Picture for a moment a world without a gender gap. Though it may seem an impossibility, women have continuously proved throughout history that campaigning for equality is not only necessary, but effective. Women have made impressive strides towards equality in our world, though there is still a long way to go. Just two weeks ago Satya Nadella, CEO of the Microsoft Corporation, spoke to women at a technology conference. His message to these brilliant and hardworking women was that they ought not ask for raises, and rather let a raise come to them if they deserve it. According to the website Global InvestHER, women currently comprise 24 to 29% of the tech sector workforce. Clearly, there is much more campaigning and awareness raising that we must do.
The comment made by Nadella received immediate backlash, causing him to publicly retract his statement. The problem is that his words have not been forgotten and they echo the sentiments of many men who are leading corporations and businesses. One of the most discussed gender equality issues is that of the salaries women are offered. The National Women’s Law Center states that “American women who work full-time, year-round are paid only 78 cents for every dollar paid to their male counterparts – which means it’s important to keep pushing for new legislation that would make the workplace fair for women.”

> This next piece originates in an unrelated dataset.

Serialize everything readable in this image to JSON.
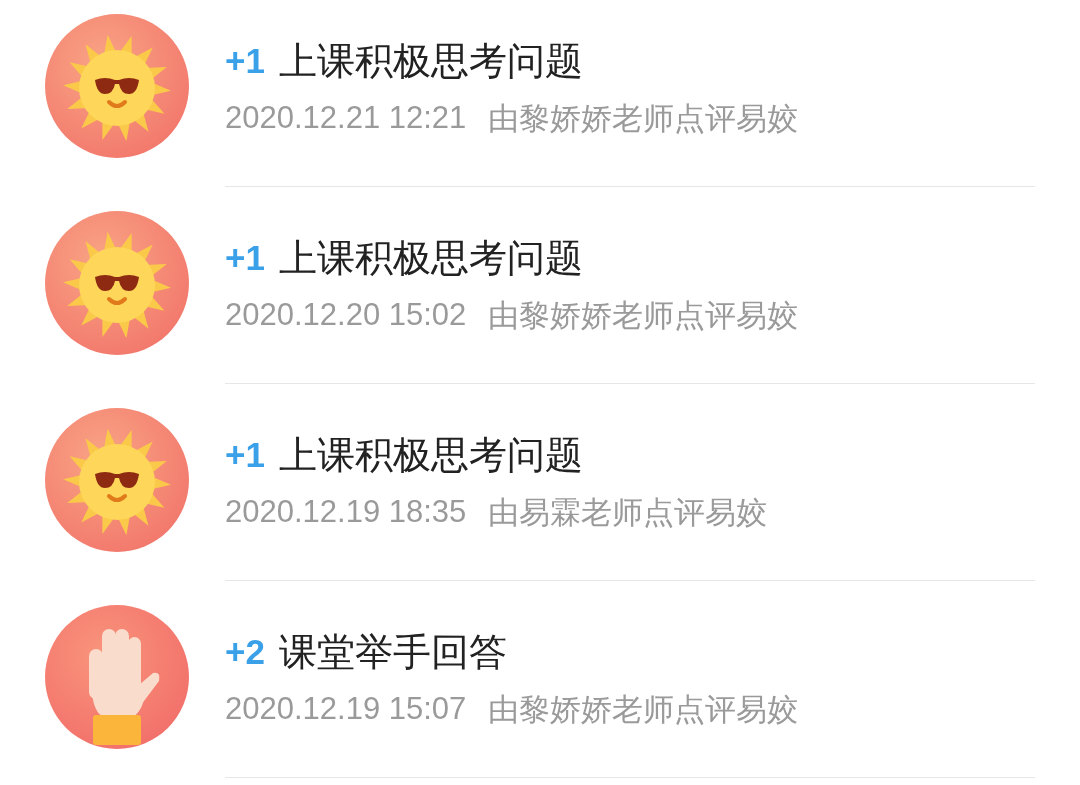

It’s not all about money, women’s accomplishments are often slighted by focusing on more feminine details. Every award season, host after host of red carpet fashion shows ask women what designer they are wearing and from whom did they borrow their fabulous jewelry. The male attendees are asked about the projects they have been working on, how they felt about roles they have taken on and then are subsequently praised for their contribution to the industry, rather than being told that they look pretty. This year, Reese Witherspoon along with a host of female and male supporters, launched a campaign at the Oscars titled “Ask Her More.” The campaign was intended to point out the treatment of men versus women, and to encourage reporters to ask questions that matter.
The promising news is that there are a many organizations, both in the United States and internationally, that focus on the rights of women and the closing of the gender gap. The National Organization for Women (NOW) was founded in 1966 after measures such as the Equal Employment Opportunity Commission and the Civil Rights Act of 1964 failed to protect women against discrimination and unequal wages. The United Nations Entity for Gender Equality and the Empowerment of Women, commonly referred to as UN Women, became operational in 2011 in order to help empower women on a global scale and to hold the United Nations system accountable for its commitments to gender equality.
Women campaigning for equality is a huge part of our history, and remains a part of our present. A recent campaign, HeForShe, urges men to stand in solidarity with women on the issue of gender equality. The HeForShe mission is beautifully stated saying that the campaign “brings together one half of humanity in support of the other half of humanity, for the benefit of all.” The campaign to end the gender gap has been taken up by not only women, but all people. With constant diligence and tenacity, perhaps we can stop the gender gap from being a part of our future.